# WHAT THIS TASK INVOLVES:
In the entries that follow, count each line containing "video" and state the total, nothing more.

# DATA SHOWN:
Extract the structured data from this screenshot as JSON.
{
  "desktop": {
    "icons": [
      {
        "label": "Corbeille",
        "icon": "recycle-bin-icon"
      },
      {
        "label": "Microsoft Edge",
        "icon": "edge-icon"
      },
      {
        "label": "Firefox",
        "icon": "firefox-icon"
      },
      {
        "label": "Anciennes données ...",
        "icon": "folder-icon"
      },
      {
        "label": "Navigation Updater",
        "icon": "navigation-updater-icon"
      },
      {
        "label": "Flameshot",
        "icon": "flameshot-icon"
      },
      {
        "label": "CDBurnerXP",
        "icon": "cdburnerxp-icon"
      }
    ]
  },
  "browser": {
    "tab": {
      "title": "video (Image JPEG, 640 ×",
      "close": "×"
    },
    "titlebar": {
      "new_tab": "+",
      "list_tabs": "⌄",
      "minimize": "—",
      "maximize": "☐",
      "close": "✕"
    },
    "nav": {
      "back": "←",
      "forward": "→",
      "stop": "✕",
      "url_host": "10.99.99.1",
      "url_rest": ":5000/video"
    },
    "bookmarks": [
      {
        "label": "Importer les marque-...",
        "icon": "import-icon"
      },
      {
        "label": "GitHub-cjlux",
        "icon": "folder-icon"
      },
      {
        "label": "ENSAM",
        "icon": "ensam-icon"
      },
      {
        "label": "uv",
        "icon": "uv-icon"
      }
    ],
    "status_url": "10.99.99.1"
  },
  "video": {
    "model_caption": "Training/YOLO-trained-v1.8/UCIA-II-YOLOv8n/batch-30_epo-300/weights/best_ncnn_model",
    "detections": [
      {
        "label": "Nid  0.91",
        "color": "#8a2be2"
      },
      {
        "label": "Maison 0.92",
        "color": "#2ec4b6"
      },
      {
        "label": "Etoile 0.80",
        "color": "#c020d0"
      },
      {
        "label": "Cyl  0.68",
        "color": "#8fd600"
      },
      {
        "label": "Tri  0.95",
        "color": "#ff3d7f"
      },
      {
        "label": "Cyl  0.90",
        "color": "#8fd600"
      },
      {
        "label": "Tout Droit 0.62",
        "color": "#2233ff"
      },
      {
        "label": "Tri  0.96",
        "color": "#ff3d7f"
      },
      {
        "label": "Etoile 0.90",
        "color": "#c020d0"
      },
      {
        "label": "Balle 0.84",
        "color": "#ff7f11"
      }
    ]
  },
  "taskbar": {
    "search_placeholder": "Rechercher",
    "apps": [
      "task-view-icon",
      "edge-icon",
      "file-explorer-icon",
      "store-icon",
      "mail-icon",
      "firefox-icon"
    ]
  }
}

# ANSWER TO THIS EXERCISE:
3